According to NSW DPI’s excellent booklet “Noxious and Environmental Weed Control Handbook 5h Edition”, treatments include:
|Chemical options||Rate: Spot/Boom||Comments|
|Triclopyr 600 g/L + picloram 600 g/L eg Grazon DS®||500 ml in 100 L of water Boom rate: 2.0 – 4.0 L per hectare:||Late spring to early summer, during flowering to early seed set. Boom:Apply November to January, use higher rate on dense infestations.|
|Triclopyr 300 g/L + picloram 100 g/L + Aminopyralid 8 g/L Grazon Extra®||500 ml in 100 L of water Boom rate: 2.0 – 4.0 L per hectare:||Foliar application from late spring to early summer, during flowering to early seed set. Apply November to January, use higher rate on dense infestations.|
|Fluroxypyr 200 g/L eg Starane®||500 mL per 100 L water 3.0 L/ha||Spring to mid summer application. Boom appln. Observe withholding period.|
|Fluroxypyr 333 g/L Starane Advanced®||300 mL per 100 L water 1.8 L/ha||Foliar application from flowering to seed set. Observe withholding period. Observe withholding period.|
|Fluroxypyr 333 g/L eg Starane Advanced®||1.8 L/ha||Apply from bud to full bloom. Some regrowth will occur. Treat regrowth the following season for best results. Use at least 200 L water/ha.|
|Glyphosate 360 g/L Various trade names||3.0 L per hectare||Apply November to May, flowering to post flowering. (Suitable isolated plants only)|
|Aminopyralid 10 g/L + fluroxpyr 140 g/L eg Hotshot®||700 mL in 100 L water||Foliar application from flowering to early seed set|
|2,4-D ester 600 g/L Various trade names||3.7 to 5.3 L per hectare||For use in grass pastures, before flowering,when the plants are less that 40 cm high.|
|Metsulfuron methyl 600 g/L eg Brushoff ® + glyphosate 360 g/L various trade names||10 g metsulfuron methyl PLUS 200 ml glyphosate per 100 L water||Spray to wet, but not to cause run-off.|

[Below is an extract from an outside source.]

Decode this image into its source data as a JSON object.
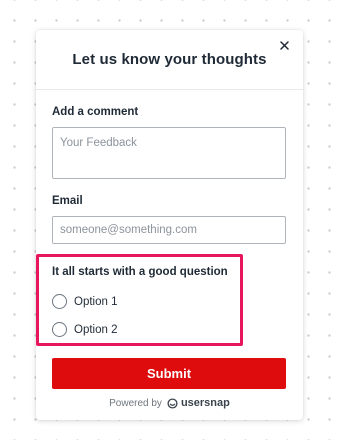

IMPORTANT: USE OF PESTICIDES – ALWAYS READ THE LABEL Pesticides must only be used for the purpose for which they are registered and must not be used in any other situation or in any manner contrary to the directions on the label. Never use a herbicide in any way contrary to the label recommendations.
MORE INFORMATION: Detailed St John’s wort information is available on the NSW DPI Weeds Sub-Program website. Another excellent reference is the book “Noxious Plants of Australia“, by Parsons and Cuthbertson [Inkata Press].
DISCLAIMER: The information contained in this web site is based on knowledge and understanding at the time of writing. However, because of advances in knowledge, users are reminded of the need to ensure that information upon which they rely is up to date and to check currency of the information with the appropriate officer of North West Weeds or the user’s independent adviser. Les Tanner 6/08/2015